A YOUNG woman who alleges she was raped by a man in York has told of her upset and frustration after police decided no charges should be brought.

The York woman said she “almost feels more let down and angry about the police than I do about the person who raped me”.

North Yorkshire Police told the woman it was not referring the case to the Crown Prosecution Service because her alleged assailant had denied the offence, and there was no supportive evidence.

The force, which upheld the decision on review, said: “As it stands, there is no evidence which would allow us to prove beyond a reasonable doubt that either the account given by yourself or that given by the suspect is able to be proven. In these cases, the required standard is not met and cannot proceed. There needs to be a realistic prospect of conviction for the police to refer a case to the Crown Prosecution Service for a charging decision.”

But the woman said: “It should at least be to the CPS to decide. I think not allowing it to go to a jury is taking away any chance of justice even happening. This leaves me massively frustrated and upset. It’s really impacted my mental health, the news of the police dropping the appeal was extremely difficult to deal with and I’ve had to have a lot of support with it.

“The police took my clothes, my phone, gave me a medical exam, closed my room off for investigation and I completed a video interview, which all left me feeling exposed with no dignity left. The process alone was traumatising in itself and for these reasons alone I feel it’s unfair they wouldn’t even let the CPS make their own decision.

“I feel like the current system needs tearing down and being rebuilt. It offers more protection for the offenders than support for the victims. There is no chance of gaining any form of justice in the system as it is now and it causes more harm than it does good.

“If a case was dropped every time an offender denied their crime, then there would be no criminals in this country.”

York Central MP Rachael Maskell said she had unfortunately supported a number of women in this situation and she believed the law should be re-examined, with consideration for a reversal in the burden of proof.

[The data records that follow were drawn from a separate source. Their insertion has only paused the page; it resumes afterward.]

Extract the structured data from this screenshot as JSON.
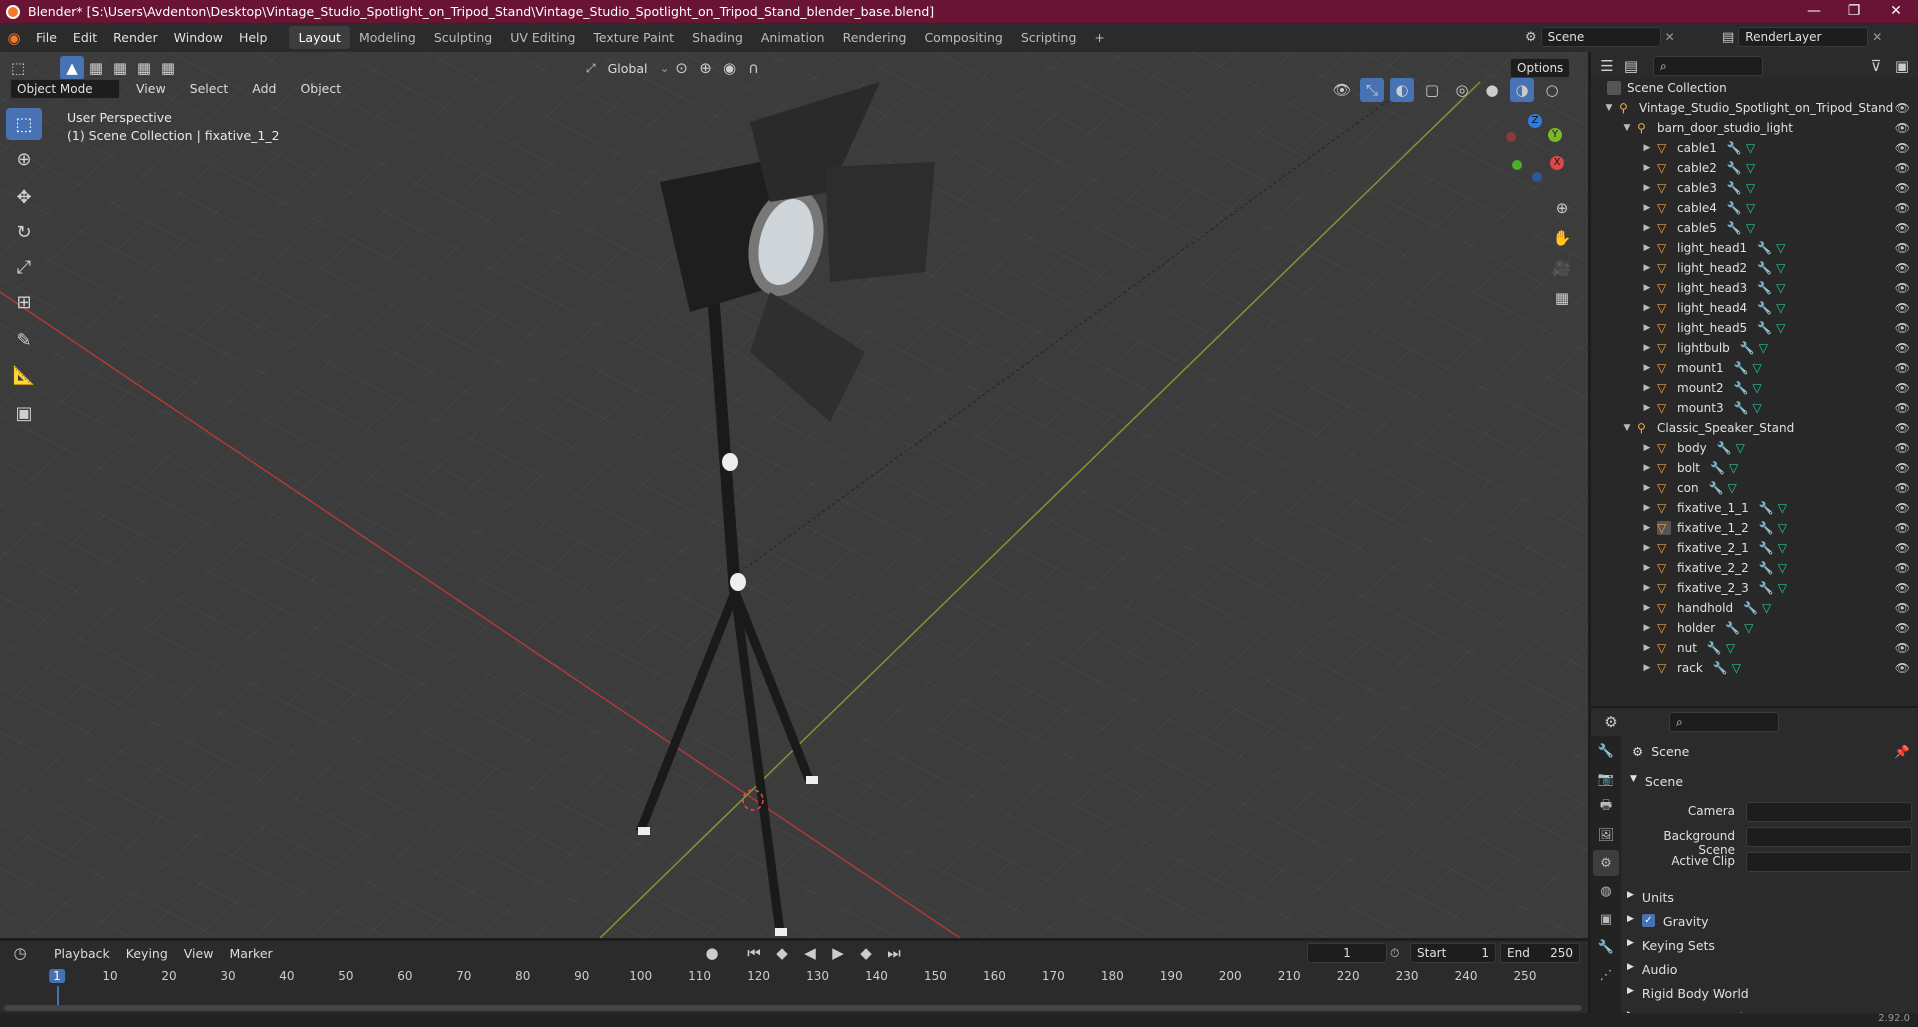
{
  "title_bar": {
    "title": "Blender* [S:\\Users\\Avdenton\\Desktop\\Vintage_Studio_Spotlight_on_Tripod_Stand\\Vintage_Studio_Spotlight_on_Tripod_Stand_blender_base.blend]",
    "minimize": "—",
    "maximize": "❐",
    "close": "✕"
  },
  "menu": {
    "items": [
      "File",
      "Edit",
      "Render",
      "Window",
      "Help"
    ],
    "workspaces": [
      "Layout",
      "Modeling",
      "Sculpting",
      "UV Editing",
      "Texture Paint",
      "Shading",
      "Animation",
      "Rendering",
      "Compositing",
      "Scripting"
    ],
    "active_workspace": "Layout",
    "add_workspace": "+",
    "scene": "Scene",
    "render_layer": "RenderLayer"
  },
  "viewport_header": {
    "mode": "Object Mode",
    "menus": [
      "View",
      "Select",
      "Add",
      "Object"
    ],
    "transform_orientation": "Global",
    "options": "Options"
  },
  "viewport": {
    "perspective": "User Perspective",
    "collection_info": "(1) Scene Collection | fixative_1_2",
    "gizmo": {
      "z": "Z",
      "y": "Y",
      "x": "X"
    }
  },
  "outliner": {
    "root": "Scene Collection",
    "collection": "Vintage_Studio_Spotlight_on_Tripod_Stand",
    "groups": [
      {
        "name": "barn_door_studio_light",
        "children": [
          "cable1",
          "cable2",
          "cable3",
          "cable4",
          "cable5",
          "light_head1",
          "light_head2",
          "light_head3",
          "light_head4",
          "light_head5",
          "lightbulb",
          "mount1",
          "mount2",
          "mount3"
        ]
      },
      {
        "name": "Classic_Speaker_Stand",
        "children": [
          "body",
          "bolt",
          "con",
          "fixative_1_1",
          "fixative_1_2",
          "fixative_2_1",
          "fixative_2_2",
          "fixative_2_3",
          "handhold",
          "holder",
          "nut",
          "rack"
        ]
      }
    ],
    "selected": "fixative_1_2"
  },
  "properties": {
    "context": "Scene",
    "panel": "Scene",
    "camera_label": "Camera",
    "background_scene_label": "Background Scene",
    "active_clip_label": "Active Clip",
    "sections": [
      "Units",
      "Gravity",
      "Keying Sets",
      "Audio",
      "Rigid Body World",
      "Custom Properties"
    ],
    "gravity_checked": true
  },
  "timeline": {
    "menus": [
      "Playback",
      "Keying",
      "View",
      "Marker"
    ],
    "current_frame": "1",
    "start_label": "Start",
    "start": "1",
    "end_label": "End",
    "end": "250",
    "ruler": [
      "1",
      "10",
      "20",
      "30",
      "40",
      "50",
      "60",
      "70",
      "80",
      "90",
      "100",
      "110",
      "120",
      "130",
      "140",
      "150",
      "160",
      "170",
      "180",
      "190",
      "200",
      "210",
      "220",
      "230",
      "240",
      "250"
    ]
  },
  "status": {
    "version": "2.92.0"
  }
}
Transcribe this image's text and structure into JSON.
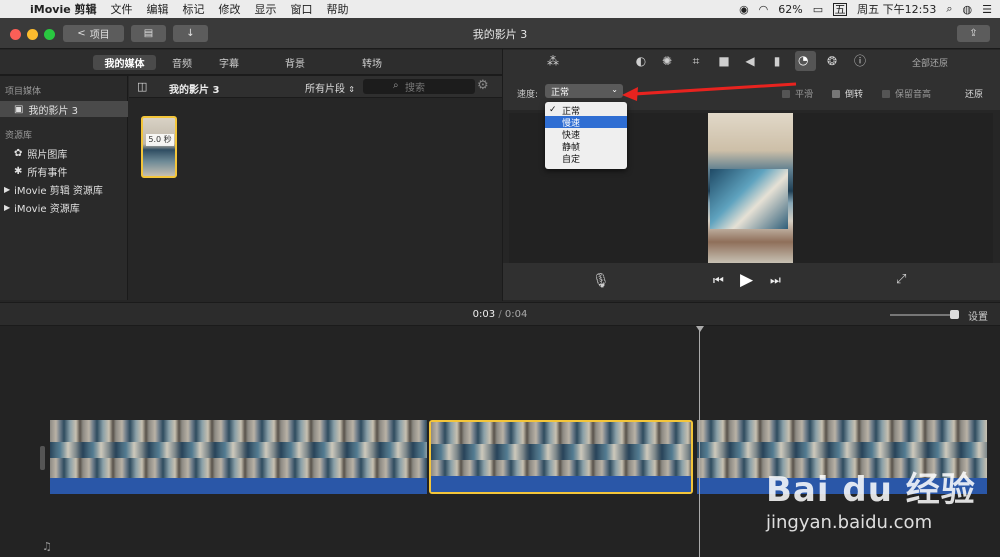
{
  "menubar": {
    "app_name": "iMovie 剪辑",
    "items": [
      "文件",
      "编辑",
      "标记",
      "修改",
      "显示",
      "窗口",
      "帮助"
    ],
    "battery": "62%",
    "input_method": "五",
    "clock": "周五 下午12:53"
  },
  "toolbar": {
    "back_label": "项目",
    "window_title": "我的影片 3"
  },
  "tabs": [
    "我的媒体",
    "音频",
    "字幕",
    "背景",
    "转场"
  ],
  "sidebar": {
    "section_project": "项目媒体",
    "project_item": "我的影片 3",
    "section_library": "资源库",
    "items": [
      "照片图库",
      "所有事件",
      "iMovie 剪辑 资源库",
      "iMovie 资源库"
    ]
  },
  "browser": {
    "title": "我的影片 3",
    "filter": "所有片段",
    "search_placeholder": "搜索",
    "clip_duration": "5.0 秒"
  },
  "viewer": {
    "reset_all": "全部还原",
    "speed_label": "速度:",
    "speed_value": "正常",
    "speed_options": [
      "正常",
      "慢速",
      "快速",
      "静帧",
      "自定"
    ],
    "smooth_label": "平滑",
    "reverse_label": "倒转",
    "preserve_pitch_label": "保留音高",
    "reset_label": "还原"
  },
  "timeline": {
    "current_time": "0:03",
    "separator": "/",
    "total_time": "0:04",
    "settings_label": "设置"
  },
  "watermark": {
    "logo": "Bai du 经验",
    "url": "jingyan.baidu.com"
  },
  "colors": {
    "selection_yellow": "#f3c53a",
    "menu_highlight": "#2f6ed3",
    "arrow_red": "#e8231f"
  }
}
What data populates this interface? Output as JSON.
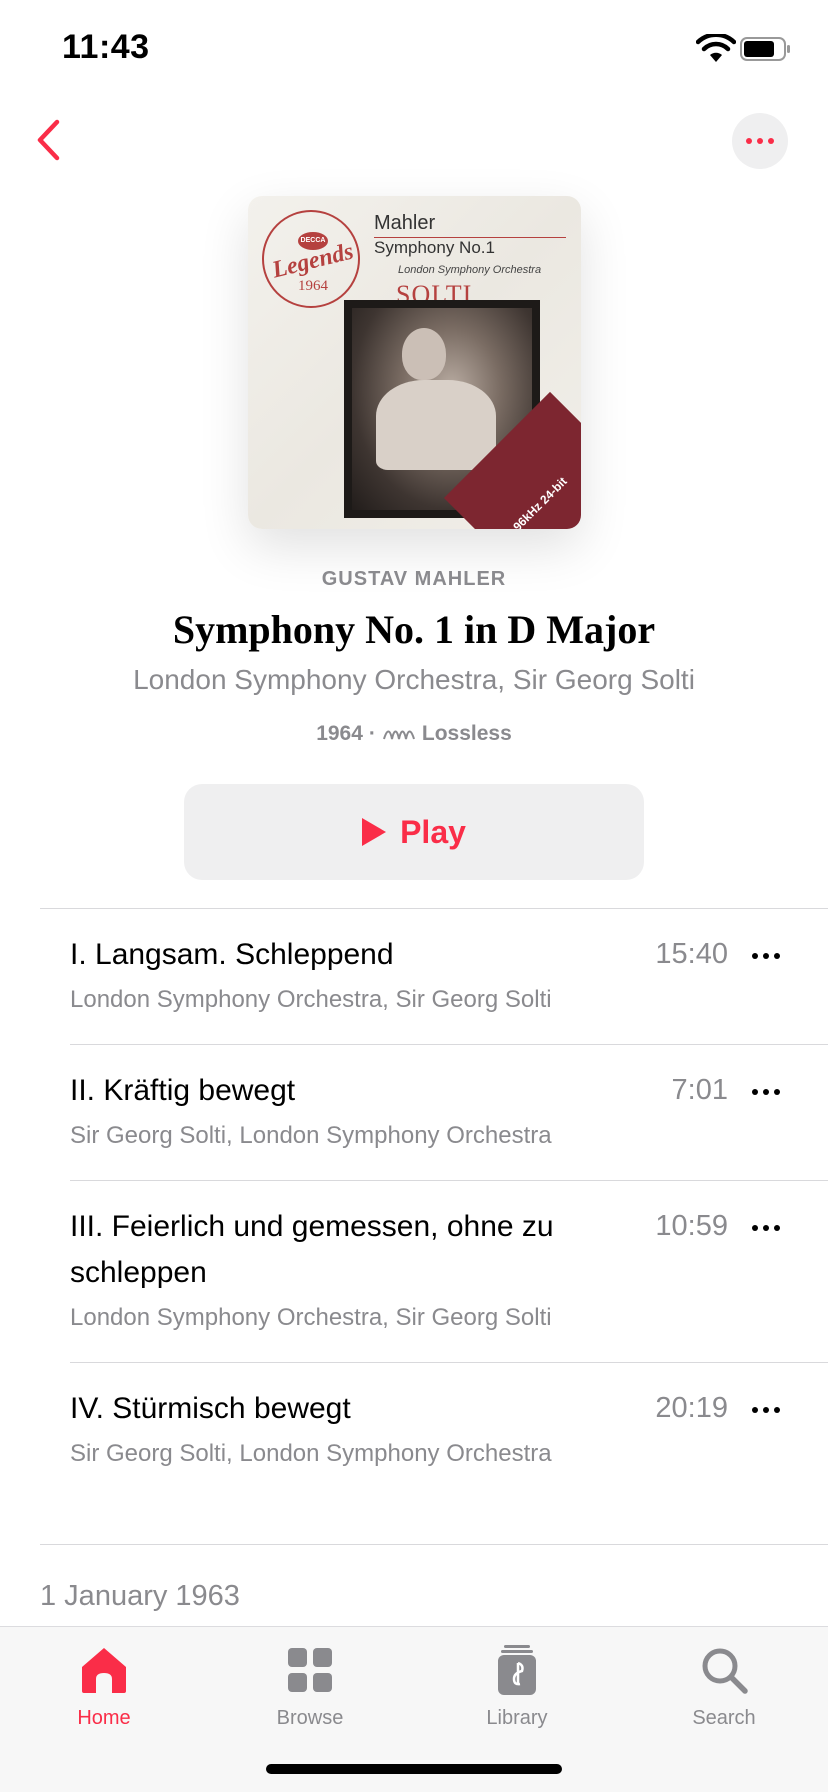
{
  "status_bar": {
    "time": "11:43"
  },
  "album": {
    "artist": "GUSTAV MAHLER",
    "title": "Symphony No. 1 in D Major",
    "subtitle": "London Symphony Orchestra, Sir Georg Solti",
    "year": "1964",
    "separator": "·",
    "quality": "Lossless",
    "artwork": {
      "composer": "Mahler",
      "work": "Symphony No.1",
      "orchestra": "London Symphony Orchestra",
      "conductor": "SOLTI",
      "label": "DECCA",
      "series": "Legends",
      "series_year": "1964",
      "corner": "96kHz 24-bit"
    }
  },
  "play_button": {
    "label": "Play"
  },
  "tracks": [
    {
      "title": "I. Langsam. Schleppend",
      "artists": "London Symphony Orchestra, Sir Georg Solti",
      "duration": "15:40"
    },
    {
      "title": "II. Kräftig bewegt",
      "artists": "Sir Georg Solti, London Symphony Orchestra",
      "duration": "7:01"
    },
    {
      "title": "III. Feierlich und gemessen, ohne zu schleppen",
      "artists": "London Symphony Orchestra, Sir Georg Solti",
      "duration": "10:59"
    },
    {
      "title": "IV. Stürmisch bewegt",
      "artists": "Sir Georg Solti, London Symphony Orchestra",
      "duration": "20:19"
    }
  ],
  "release_date": "1 January 1963",
  "tab_bar": {
    "tabs": [
      {
        "label": "Home",
        "icon": "home-icon",
        "active": true
      },
      {
        "label": "Browse",
        "icon": "browse-grid-icon",
        "active": false
      },
      {
        "label": "Library",
        "icon": "library-icon",
        "active": false
      },
      {
        "label": "Search",
        "icon": "search-icon",
        "active": false
      }
    ]
  },
  "colors": {
    "accent": "#fa2d48",
    "secondary_text": "#8a8a8e",
    "button_bg": "#efeff0"
  }
}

She said the current law was failing women and girls and as a result perpetrators of sexual crime were emboldened to reoffend and women placed at further risk. “The issue rests on the police being able to evidence that non-consensual sex did occur, when the accused states that their actions were with consent. This is often interpreted by the police as one person’s word against another, despite forensic evidence being gathered.”

Rape Crisis UK said there were “serious failures” within the police and CPS in investigating and prosecuting rape and sexual assault.

“We are very concerned to see police routinely mis-apply the law on corroboration when deciding whether the case passes the evidential threshold for charge or referral to the CPS,” it said. “The requirement for corroborating evidence in sexual offences was abolished in 1994, and as such a credible account from a complainant can and should form the basis of a criminal prosecution.”

  • North Yorkshire Police was asked by The Press to respond to the woman’s concerns about its decision not to refer her case to the Crown Prosecution Service.

It said that help was available 24/7 to anyone in York and North Yorkshire who had been raped or sexually assaulted, and all victims would be treated with dignity and respect by North Yorkshire Police.

“We appreciate that telling the police what has happened takes great courage,” said a spokesperson for the force.

“Everyone who reports a rape or sexual assault to North Yorkshire Police is given support from a specially-trained officer.

“We also work very closely with other organisations to ensure victims receive the highest level of practical and emotional help.

“Rape is an extremely serious offence, and can be very complex to investigate.

“We work closely with the Crown Prosecution Service to make sure that the cases we present to them are as strong as possible.”

The spokesperson urged anyone who had been a victim of a sexual offence to report it to the police. “Although it is not always possible to put an offender before the courts, it is still important that you are offered specialist advice and support,” they said.

“Your information could also protect other victims, by allowing us to form a wider picture of offending.”